Activity:
Copy every record verbatim. Leave the pictures out.

Data listing: Begin

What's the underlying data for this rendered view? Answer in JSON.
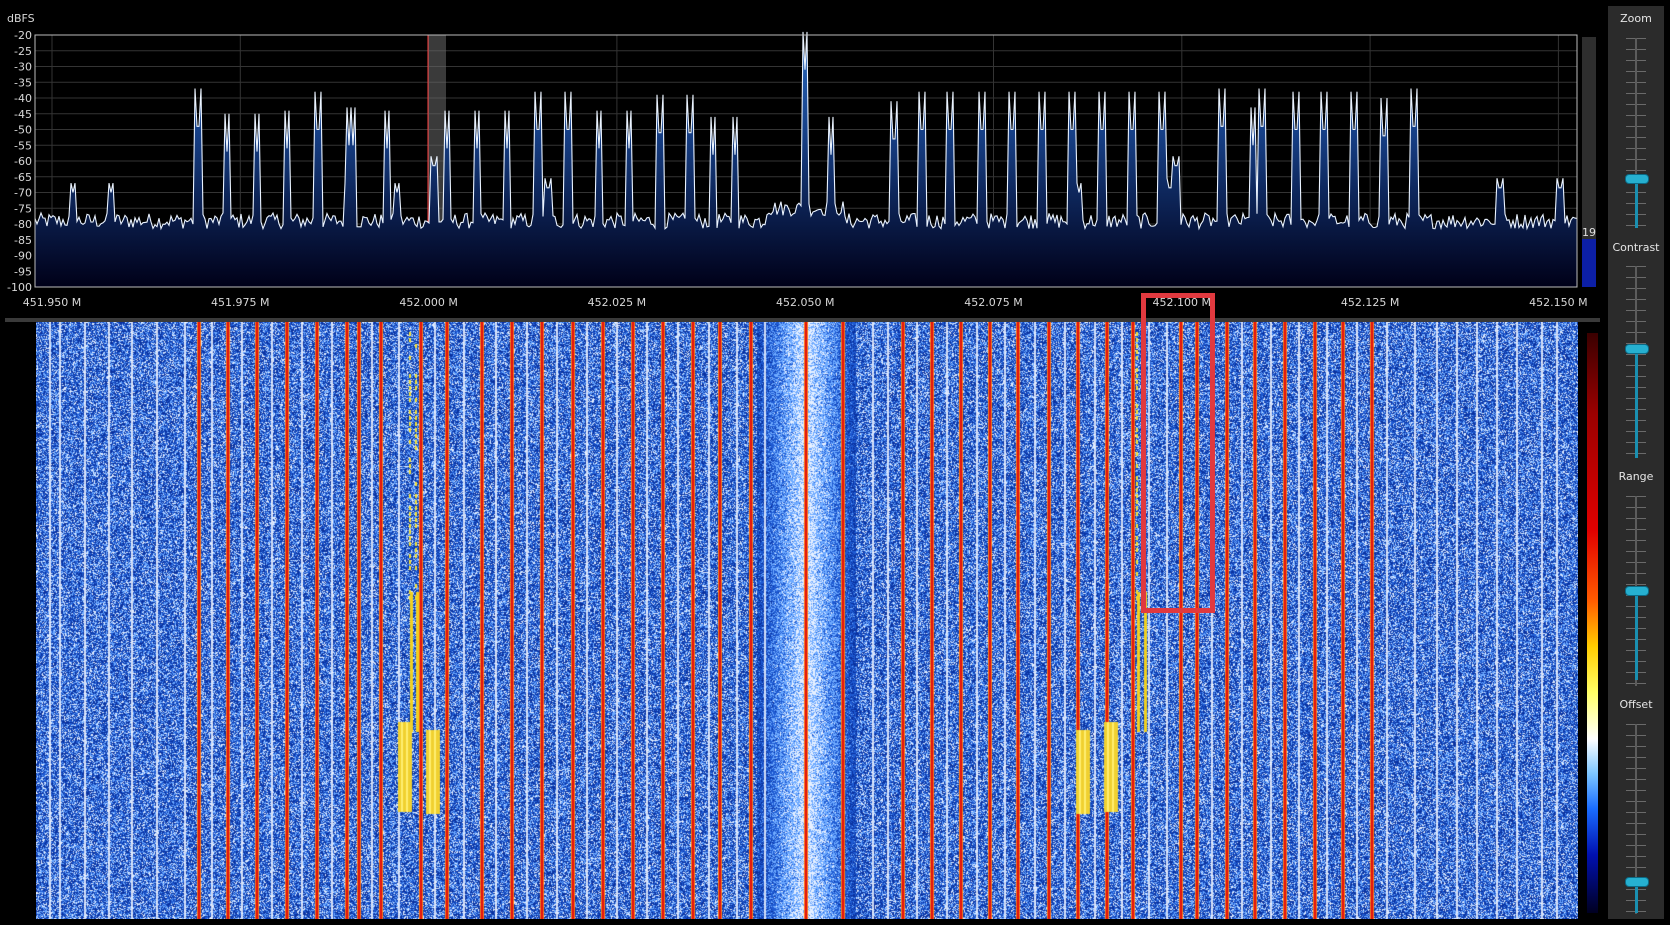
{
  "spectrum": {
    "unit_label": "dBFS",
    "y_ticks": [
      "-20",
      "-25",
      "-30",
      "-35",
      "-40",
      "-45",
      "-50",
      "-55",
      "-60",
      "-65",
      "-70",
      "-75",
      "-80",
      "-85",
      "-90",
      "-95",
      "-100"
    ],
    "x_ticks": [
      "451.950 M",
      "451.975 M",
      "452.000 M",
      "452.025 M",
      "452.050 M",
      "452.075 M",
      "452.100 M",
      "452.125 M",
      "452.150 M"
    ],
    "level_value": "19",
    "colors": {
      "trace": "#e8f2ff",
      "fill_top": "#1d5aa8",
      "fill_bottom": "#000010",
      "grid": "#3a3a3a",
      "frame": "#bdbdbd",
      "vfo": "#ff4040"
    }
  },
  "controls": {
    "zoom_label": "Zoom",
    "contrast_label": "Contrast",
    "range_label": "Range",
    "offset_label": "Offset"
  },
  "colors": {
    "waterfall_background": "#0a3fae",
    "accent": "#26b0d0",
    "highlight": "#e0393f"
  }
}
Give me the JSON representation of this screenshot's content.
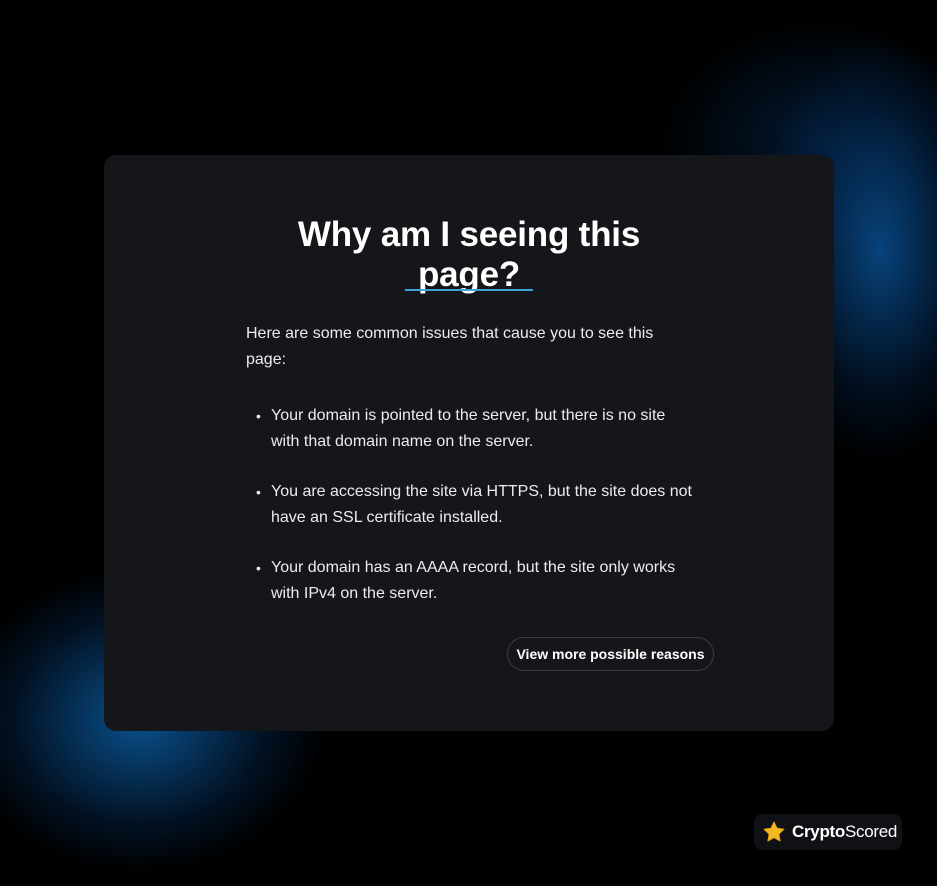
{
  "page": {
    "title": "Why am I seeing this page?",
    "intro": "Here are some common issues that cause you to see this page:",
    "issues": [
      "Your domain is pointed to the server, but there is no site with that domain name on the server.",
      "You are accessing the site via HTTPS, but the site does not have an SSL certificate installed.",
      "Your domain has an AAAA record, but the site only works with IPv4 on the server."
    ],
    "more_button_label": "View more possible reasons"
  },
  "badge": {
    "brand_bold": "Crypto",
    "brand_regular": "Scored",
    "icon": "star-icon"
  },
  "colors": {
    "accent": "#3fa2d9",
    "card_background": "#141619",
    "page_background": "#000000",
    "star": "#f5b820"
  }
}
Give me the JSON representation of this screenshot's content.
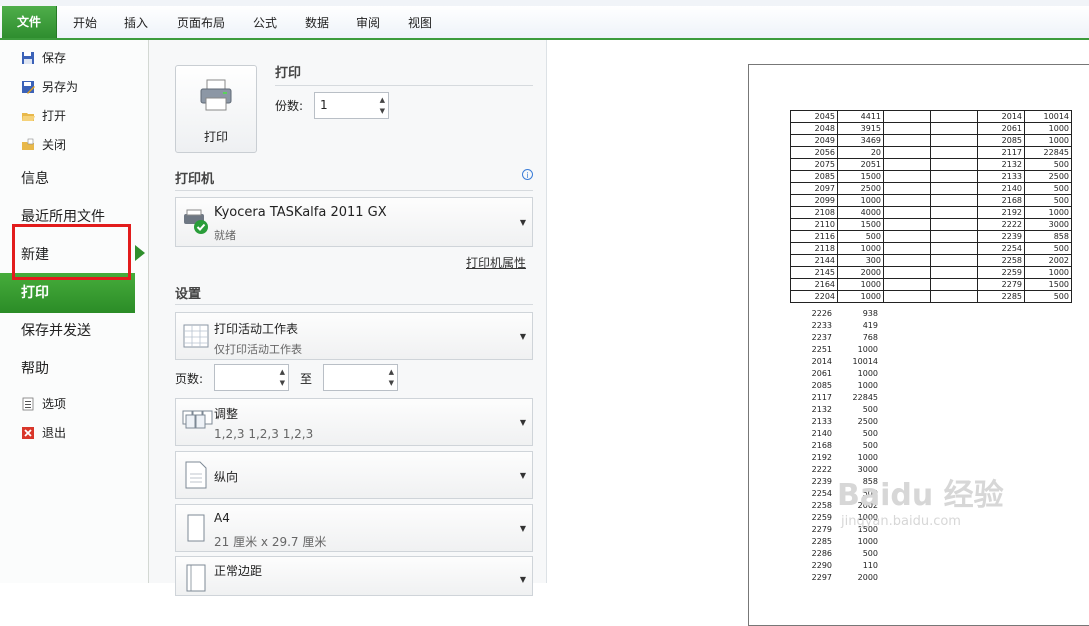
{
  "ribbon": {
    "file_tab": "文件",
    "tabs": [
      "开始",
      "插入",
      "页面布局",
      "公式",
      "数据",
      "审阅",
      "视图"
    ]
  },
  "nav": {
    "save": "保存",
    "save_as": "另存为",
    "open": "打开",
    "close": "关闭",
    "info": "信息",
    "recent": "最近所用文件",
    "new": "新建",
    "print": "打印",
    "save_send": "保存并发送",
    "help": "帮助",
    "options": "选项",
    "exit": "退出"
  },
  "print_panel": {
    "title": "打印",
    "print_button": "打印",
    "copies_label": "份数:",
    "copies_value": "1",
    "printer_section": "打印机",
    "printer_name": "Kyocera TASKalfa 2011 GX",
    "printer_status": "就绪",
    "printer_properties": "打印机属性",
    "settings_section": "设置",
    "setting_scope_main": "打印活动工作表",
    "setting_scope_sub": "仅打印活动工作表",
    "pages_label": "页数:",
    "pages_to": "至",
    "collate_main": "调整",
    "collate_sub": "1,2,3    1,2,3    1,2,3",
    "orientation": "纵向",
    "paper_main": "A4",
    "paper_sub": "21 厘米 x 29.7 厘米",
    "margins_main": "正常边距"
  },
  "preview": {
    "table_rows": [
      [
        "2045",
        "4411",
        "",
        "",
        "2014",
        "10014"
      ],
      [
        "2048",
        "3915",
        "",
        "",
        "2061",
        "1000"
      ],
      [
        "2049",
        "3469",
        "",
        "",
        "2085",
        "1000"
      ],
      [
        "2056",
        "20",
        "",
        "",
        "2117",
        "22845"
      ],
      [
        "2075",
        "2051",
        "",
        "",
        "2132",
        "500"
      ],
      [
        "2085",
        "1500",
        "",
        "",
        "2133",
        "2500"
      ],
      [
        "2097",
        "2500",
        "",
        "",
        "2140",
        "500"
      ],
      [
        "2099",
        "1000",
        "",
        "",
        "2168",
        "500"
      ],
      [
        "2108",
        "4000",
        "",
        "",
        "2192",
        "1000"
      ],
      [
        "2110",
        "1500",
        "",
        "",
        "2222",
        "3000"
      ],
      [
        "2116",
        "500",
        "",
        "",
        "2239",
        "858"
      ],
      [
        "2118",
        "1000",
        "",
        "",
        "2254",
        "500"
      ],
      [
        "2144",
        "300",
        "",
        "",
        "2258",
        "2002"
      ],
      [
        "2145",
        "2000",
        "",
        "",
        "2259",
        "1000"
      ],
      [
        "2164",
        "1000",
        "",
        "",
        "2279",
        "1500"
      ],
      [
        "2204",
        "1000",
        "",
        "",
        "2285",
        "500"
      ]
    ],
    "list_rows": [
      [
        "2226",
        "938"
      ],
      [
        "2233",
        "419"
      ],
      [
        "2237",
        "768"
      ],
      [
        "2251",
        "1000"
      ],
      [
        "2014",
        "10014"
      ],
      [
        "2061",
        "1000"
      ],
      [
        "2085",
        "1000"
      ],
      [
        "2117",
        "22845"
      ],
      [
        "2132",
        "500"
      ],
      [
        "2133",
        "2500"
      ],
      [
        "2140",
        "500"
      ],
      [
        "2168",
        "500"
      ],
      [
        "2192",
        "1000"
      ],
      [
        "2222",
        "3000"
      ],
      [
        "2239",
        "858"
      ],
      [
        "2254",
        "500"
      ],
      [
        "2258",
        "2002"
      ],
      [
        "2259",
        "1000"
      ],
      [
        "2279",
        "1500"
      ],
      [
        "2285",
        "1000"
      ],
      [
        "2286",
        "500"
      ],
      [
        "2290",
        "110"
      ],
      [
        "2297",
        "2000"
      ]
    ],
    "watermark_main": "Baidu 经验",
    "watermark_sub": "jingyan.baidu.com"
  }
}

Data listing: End

Your response:
What's the underlying data for this rendered view? Answer in JSON.
{
  "spectrum": {
    "unit_label": "dBFS",
    "y_ticks": [
      "-20",
      "-25",
      "-30",
      "-35",
      "-40",
      "-45",
      "-50",
      "-55",
      "-60",
      "-65",
      "-70",
      "-75",
      "-80",
      "-85",
      "-90",
      "-95",
      "-100"
    ],
    "x_ticks": [
      "451.950 M",
      "451.975 M",
      "452.000 M",
      "452.025 M",
      "452.050 M",
      "452.075 M",
      "452.100 M",
      "452.125 M",
      "452.150 M"
    ],
    "level_value": "19",
    "colors": {
      "trace": "#e8f2ff",
      "fill_top": "#1d5aa8",
      "fill_bottom": "#000010",
      "grid": "#3a3a3a",
      "frame": "#bdbdbd",
      "vfo": "#ff4040"
    }
  },
  "controls": {
    "zoom_label": "Zoom",
    "contrast_label": "Contrast",
    "range_label": "Range",
    "offset_label": "Offset"
  },
  "colors": {
    "waterfall_background": "#0a3fae",
    "accent": "#26b0d0",
    "highlight": "#e0393f"
  }
}
Give me the JSON representation of this screenshot's content.
{
  "page": {
    "title": "Why am I seeing this page?",
    "intro": "Here are some common issues that cause you to see this page:",
    "issues": [
      "Your domain is pointed to the server, but there is no site with that domain name on the server.",
      "You are accessing the site via HTTPS, but the site does not have an SSL certificate installed.",
      "Your domain has an AAAA record, but the site only works with IPv4 on the server."
    ],
    "more_button_label": "View more possible reasons"
  },
  "badge": {
    "brand_bold": "Crypto",
    "brand_regular": "Scored",
    "icon": "star-icon"
  },
  "colors": {
    "accent": "#3fa2d9",
    "card_background": "#141619",
    "page_background": "#000000",
    "star": "#f5b820"
  }
}
Give me the JSON representation of this screenshot's content.
{
  "ribbon": {
    "file_tab": "文件",
    "tabs": [
      "开始",
      "插入",
      "页面布局",
      "公式",
      "数据",
      "审阅",
      "视图"
    ]
  },
  "nav": {
    "save": "保存",
    "save_as": "另存为",
    "open": "打开",
    "close": "关闭",
    "info": "信息",
    "recent": "最近所用文件",
    "new": "新建",
    "print": "打印",
    "save_send": "保存并发送",
    "help": "帮助",
    "options": "选项",
    "exit": "退出"
  },
  "print_panel": {
    "title": "打印",
    "print_button": "打印",
    "copies_label": "份数:",
    "copies_value": "1",
    "printer_section": "打印机",
    "printer_name": "Kyocera TASKalfa 2011 GX",
    "printer_status": "就绪",
    "printer_properties": "打印机属性",
    "settings_section": "设置",
    "setting_scope_main": "打印活动工作表",
    "setting_scope_sub": "仅打印活动工作表",
    "pages_label": "页数:",
    "pages_to": "至",
    "collate_main": "调整",
    "collate_sub": "1,2,3    1,2,3    1,2,3",
    "orientation": "纵向",
    "paper_main": "A4",
    "paper_sub": "21 厘米 x 29.7 厘米",
    "margins_main": "正常边距"
  },
  "preview": {
    "table_rows": [
      [
        "2045",
        "4411",
        "",
        "",
        "2014",
        "10014"
      ],
      [
        "2048",
        "3915",
        "",
        "",
        "2061",
        "1000"
      ],
      [
        "2049",
        "3469",
        "",
        "",
        "2085",
        "1000"
      ],
      [
        "2056",
        "20",
        "",
        "",
        "2117",
        "22845"
      ],
      [
        "2075",
        "2051",
        "",
        "",
        "2132",
        "500"
      ],
      [
        "2085",
        "1500",
        "",
        "",
        "2133",
        "2500"
      ],
      [
        "2097",
        "2500",
        "",
        "",
        "2140",
        "500"
      ],
      [
        "2099",
        "1000",
        "",
        "",
        "2168",
        "500"
      ],
      [
        "2108",
        "4000",
        "",
        "",
        "2192",
        "1000"
      ],
      [
        "2110",
        "1500",
        "",
        "",
        "2222",
        "3000"
      ],
      [
        "2116",
        "500",
        "",
        "",
        "2239",
        "858"
      ],
      [
        "2118",
        "1000",
        "",
        "",
        "2254",
        "500"
      ],
      [
        "2144",
        "300",
        "",
        "",
        "2258",
        "2002"
      ],
      [
        "2145",
        "2000",
        "",
        "",
        "2259",
        "1000"
      ],
      [
        "2164",
        "1000",
        "",
        "",
        "2279",
        "1500"
      ],
      [
        "2204",
        "1000",
        "",
        "",
        "2285",
        "500"
      ]
    ],
    "list_rows": [
      [
        "2226",
        "938"
      ],
      [
        "2233",
        "419"
      ],
      [
        "2237",
        "768"
      ],
      [
        "2251",
        "1000"
      ],
      [
        "2014",
        "10014"
      ],
      [
        "2061",
        "1000"
      ],
      [
        "2085",
        "1000"
      ],
      [
        "2117",
        "22845"
      ],
      [
        "2132",
        "500"
      ],
      [
        "2133",
        "2500"
      ],
      [
        "2140",
        "500"
      ],
      [
        "2168",
        "500"
      ],
      [
        "2192",
        "1000"
      ],
      [
        "2222",
        "3000"
      ],
      [
        "2239",
        "858"
      ],
      [
        "2254",
        "500"
      ],
      [
        "2258",
        "2002"
      ],
      [
        "2259",
        "1000"
      ],
      [
        "2279",
        "1500"
      ],
      [
        "2285",
        "1000"
      ],
      [
        "2286",
        "500"
      ],
      [
        "2290",
        "110"
      ],
      [
        "2297",
        "2000"
      ]
    ],
    "watermark_main": "Baidu 经验",
    "watermark_sub": "jingyan.baidu.com"
  }
}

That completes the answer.